Children especially are harmed when they are told that they can “change” their sex or, further, given hormones that will affect their development and possibly render them infertile as adults. Parents deserve better guidance on these important decisions, and we urge our medical institutions to honor the basic medical principle of “first, do no harm.” Gender ideology harms individuals and societies by sowing confusion and self-doubt. The state itself has a compelling interest, therefore, in maintaining policies that uphold the scientific fact of human biology and supporting the social institutions and norms that surround it.
The movement today to enforce the false idea — that a man can be or become a woman or vice versa — is deeply troubling. It compels people to either go against reason — that is, to agree with something that is not true — or face ridicule, marginalization, and other forms of retaliation.
We desire the health and happiness of all men, women, and children. Therefore, we call for policies that uphold the truth of a person’s sexual identity as male or female, and the privacy and safety of all. We hope for renewed appreciation of the beauty of sexual difference in our culture and for authentic support of those who experience conflict with their God-given sexual identity.  
People that have these issues should indeed be treated with compassion. But at the same time they must be advised about the Halachic prohibition of changing one’s sex. How a human being can function remaining in the gender they were born with while feeling emotionally that they are the other is a problem that I have no solution for. But that does not make it any less forbidden to surgically change one’s sex.

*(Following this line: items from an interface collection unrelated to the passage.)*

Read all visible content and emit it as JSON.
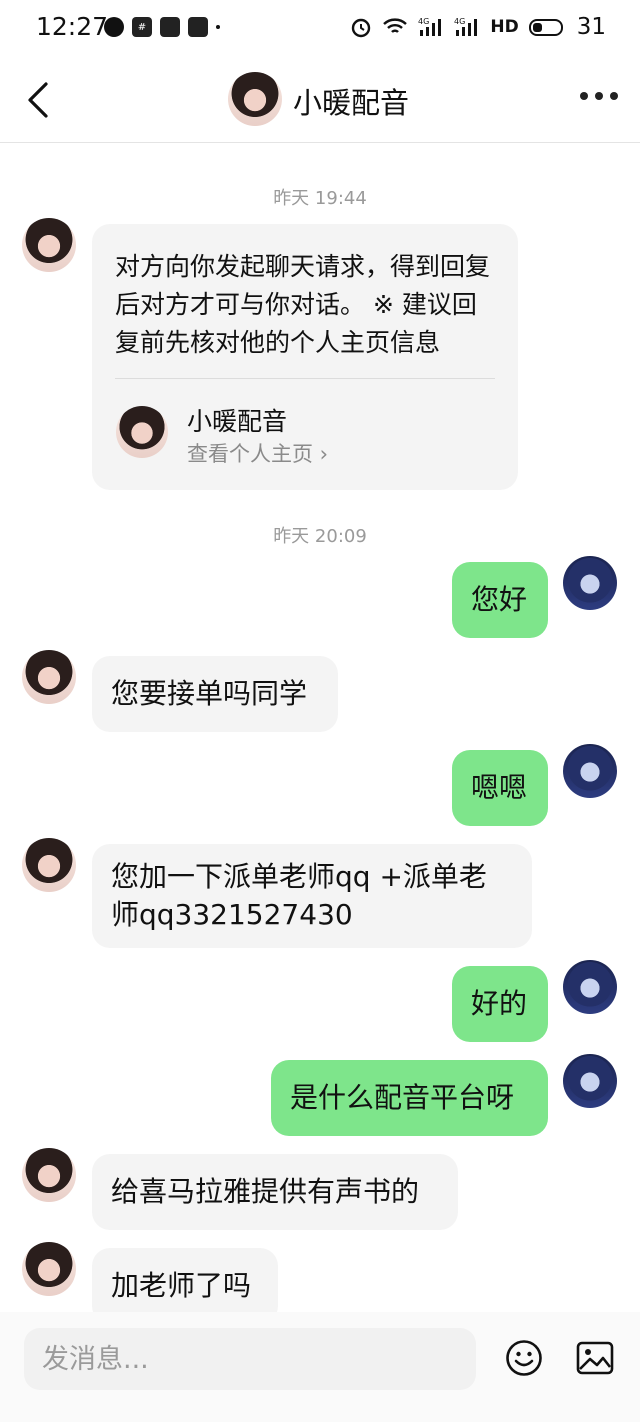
{
  "status_bar": {
    "time": "12:27",
    "network_badges": [
      "4G",
      "4G"
    ],
    "hd_label": "HD",
    "battery_percent": "31"
  },
  "header": {
    "title": "小暖配音"
  },
  "messages": {
    "ts1": "昨天 19:44",
    "card_text": "对方向你发起聊天请求，得到回复后对方才可与你对话。 ※ 建议回复前先核对他的个人主页信息",
    "card_name": "小暖配音",
    "card_link": "查看个人主页 ›",
    "ts2": "昨天 20:09",
    "m1": "您好",
    "m2": "您要接单吗同学",
    "m3": "嗯嗯",
    "m4": "您加一下派单老师qq +派单老师qq3321527430",
    "m5": "好的",
    "m6": "是什么配音平台呀",
    "m7": "给喜马拉雅提供有声书的",
    "m8": "加老师了吗"
  },
  "input": {
    "placeholder": "发消息..."
  },
  "colors": {
    "outgoing_bubble": "#7ee58b",
    "incoming_bubble": "#f4f4f4"
  }
}
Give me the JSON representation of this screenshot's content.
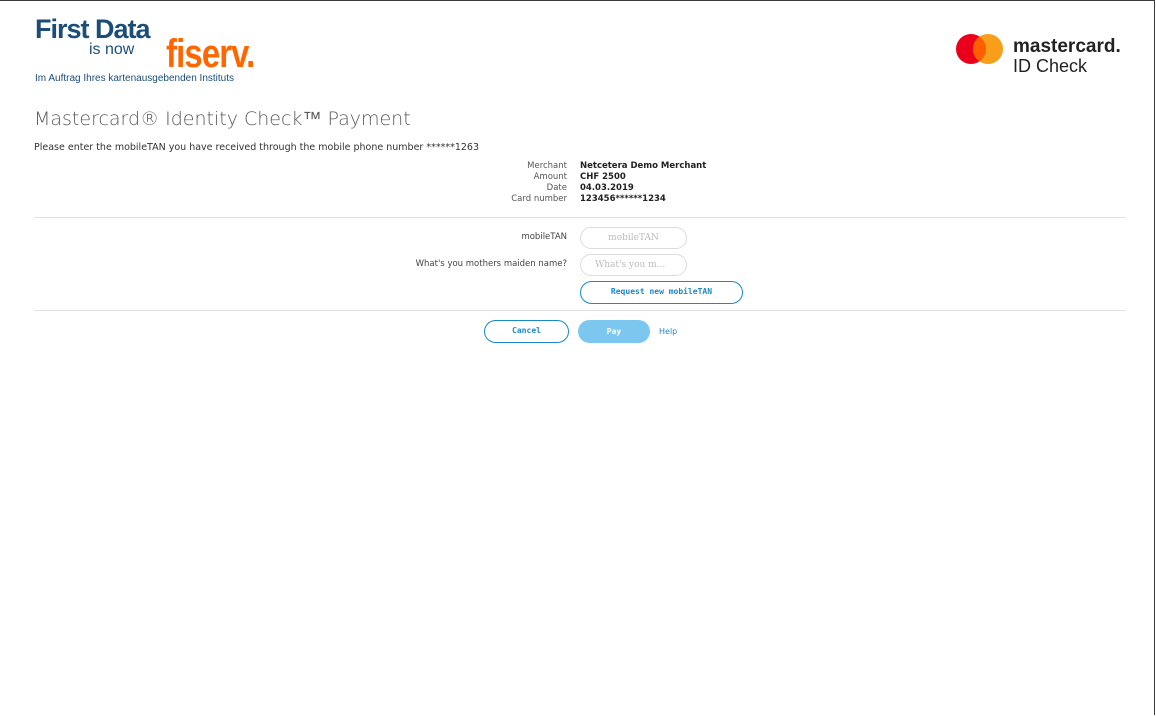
{
  "brand": {
    "first_data": "First Data",
    "is_now": "is now",
    "fiserv": "fiserv.",
    "subtitle": "Im Auftrag Ihres kartenausgebenden Instituts",
    "mastercard": "mastercard.",
    "id_check": "ID Check",
    "colors": {
      "first_data_blue": "#1c4d78",
      "fiserv_orange": "#ff6600",
      "mc_red": "#eb001b",
      "mc_orange": "#f79e1b",
      "accent_blue": "#1a88c9"
    }
  },
  "page": {
    "title": "Mastercard® Identity Check™ Payment",
    "instruction": "Please enter the mobileTAN you have received through the mobile phone number ******1263"
  },
  "details": [
    {
      "label": "Merchant",
      "value": "Netcetera Demo Merchant"
    },
    {
      "label": "Amount",
      "value": "CHF 2500"
    },
    {
      "label": "Date",
      "value": "04.03.2019"
    },
    {
      "label": "Card number",
      "value": "123456******1234"
    }
  ],
  "form": {
    "mobiletan_label": "mobileTAN",
    "mobiletan_placeholder": "mobileTAN",
    "maiden_label": "What's you mothers maiden name?",
    "maiden_placeholder": "What's you m...",
    "request_button": "Request new mobileTAN"
  },
  "actions": {
    "cancel": "Cancel",
    "pay": "Pay",
    "help": "Help"
  }
}
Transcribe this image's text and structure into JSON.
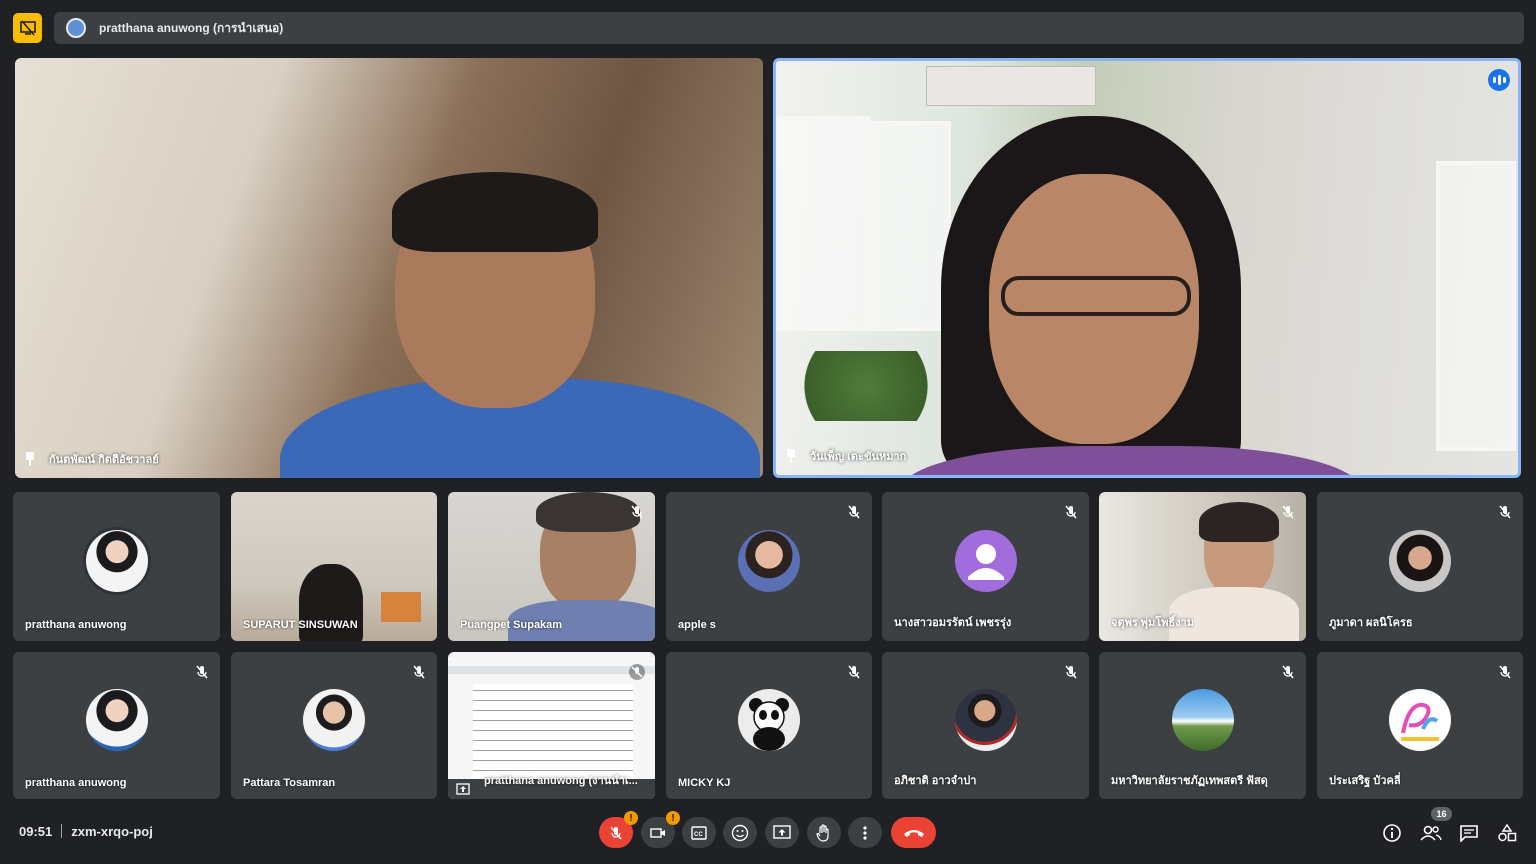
{
  "topbar": {
    "presenter_text": "pratthana anuwong (การนำเสนอ)"
  },
  "main_tiles": [
    {
      "name": "กันตพัฒน์ กิตติอัชวาลย์",
      "pinned": true
    },
    {
      "name": "วันเพ็ญ เตะขันหมาก",
      "pinned": true,
      "speaking": true
    }
  ],
  "grid_tiles": [
    {
      "name": "pratthana anuwong",
      "muted": false,
      "kind": "avatar-photo"
    },
    {
      "name": "SUPARUT SINSUWAN",
      "muted": false,
      "kind": "video"
    },
    {
      "name": "Puangpet Supakam",
      "muted": true,
      "kind": "video"
    },
    {
      "name": "apple s",
      "muted": true,
      "kind": "avatar-photo"
    },
    {
      "name": "นางสาวอมรรัตน์ เพชรรุ่ง",
      "muted": true,
      "kind": "avatar-generic"
    },
    {
      "name": "จตุพร พุ่มโพธิ์งาม",
      "muted": true,
      "kind": "video"
    },
    {
      "name": "ภูมาดา ผลนิโครธ",
      "muted": true,
      "kind": "avatar-photo"
    },
    {
      "name": "pratthana anuwong",
      "muted": true,
      "kind": "avatar-photo"
    },
    {
      "name": "Pattara Tosamran",
      "muted": true,
      "kind": "avatar-photo"
    },
    {
      "name": "pratthana anuwong (งานนำเ...",
      "muted": true,
      "kind": "presentation"
    },
    {
      "name": "MICKY KJ",
      "muted": true,
      "kind": "avatar-panda"
    },
    {
      "name": "อภิชาติ อาวจำปา",
      "muted": true,
      "kind": "avatar-photo"
    },
    {
      "name": "มหาวิทยาลัยราชภัฏเทพสตรี ฟัสดุ",
      "muted": true,
      "kind": "avatar-landscape"
    },
    {
      "name": "ประเสริฐ บัวคลี่",
      "muted": true,
      "kind": "avatar-logo"
    }
  ],
  "bottombar": {
    "time": "09:51",
    "meeting_code": "zxm-xrqo-poj",
    "participant_count": "16",
    "controls": [
      "mic-off-icon",
      "camera-off-icon",
      "captions-icon",
      "emoji-icon",
      "present-icon",
      "raise-hand-icon",
      "more-icon",
      "end-call-icon"
    ],
    "right_controls": [
      "info-icon",
      "people-icon",
      "chat-icon",
      "activities-icon"
    ]
  },
  "colors": {
    "background": "#202124",
    "tile": "#3c4043",
    "accent": "#8ab4f8",
    "present": "#fbbc04",
    "danger": "#ea4335",
    "warning": "#f29900"
  }
}
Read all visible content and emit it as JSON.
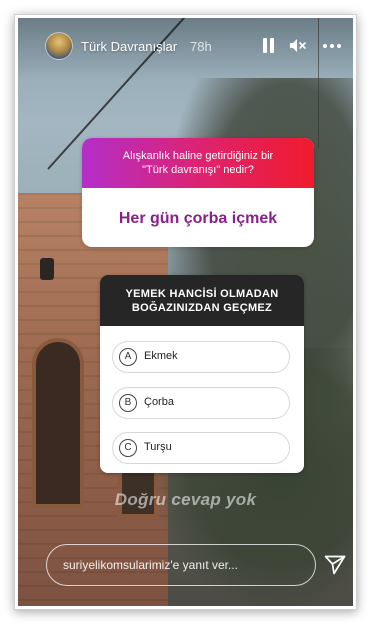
{
  "story": {
    "username": "Türk Davranışlar",
    "timestamp": "78h"
  },
  "controls": {
    "pause_icon": "pause-icon",
    "mute_icon": "mute-icon",
    "more_icon": "more-icon"
  },
  "question_sticker": {
    "question": "Alışkanlık haline getirdiğiniz bir\n\"Türk davranışı\" nedir?",
    "answer": "Her gün çorba içmek",
    "colors": {
      "gradient_start": "#b42ec9",
      "gradient_end": "#f01b2c",
      "answer": "#8a1f8c"
    }
  },
  "quiz_sticker": {
    "title": "YEMEK HANCİSİ OLMADAN\nBOĞAZINIZDAN GEÇMEZ",
    "options": [
      {
        "letter": "A",
        "text": "Ekmek"
      },
      {
        "letter": "B",
        "text": "Çorba"
      },
      {
        "letter": "C",
        "text": "Turşu"
      }
    ]
  },
  "caption": "Doğru cevap yok",
  "reply": {
    "placeholder": "suriyelikomsularimiz'e yanıt ver...",
    "send_icon": "send-icon"
  }
}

What about changing one’s gender without surgery?  One could do that by using hormone therapy and changing their appearance (e.g. clothing, hair style, and cosmetics) and mannerisms. But that too is forbidden by Halacha as clearly stated by the Torah. And without reassignment surgery they remain biologically the sex into which they were born.

(It is interesting to note, however  a responsum by Rabbi Eliezer Waldenberg in his magnum Opus, Tzitz Eliezer (Volume 10 – 26:25) states that the sex of a human being is determined by their existing genitalia. Not what they were born with.

Rabbi Waldenberg is the only Posek that says anything remotely like this. More importantly, however, even according to him it is also clearly forbidden to perform such surgery.)

As an observant Jews, they must follow Halacha, painful though it may be for them in this instance. I have nothing but sympathy for such individuals. And I have no clue about a solution for these human beings that would be Halachic. And still, as a human being, my heart goes out to them. I cannot imagine the pain they must go though struggling with this.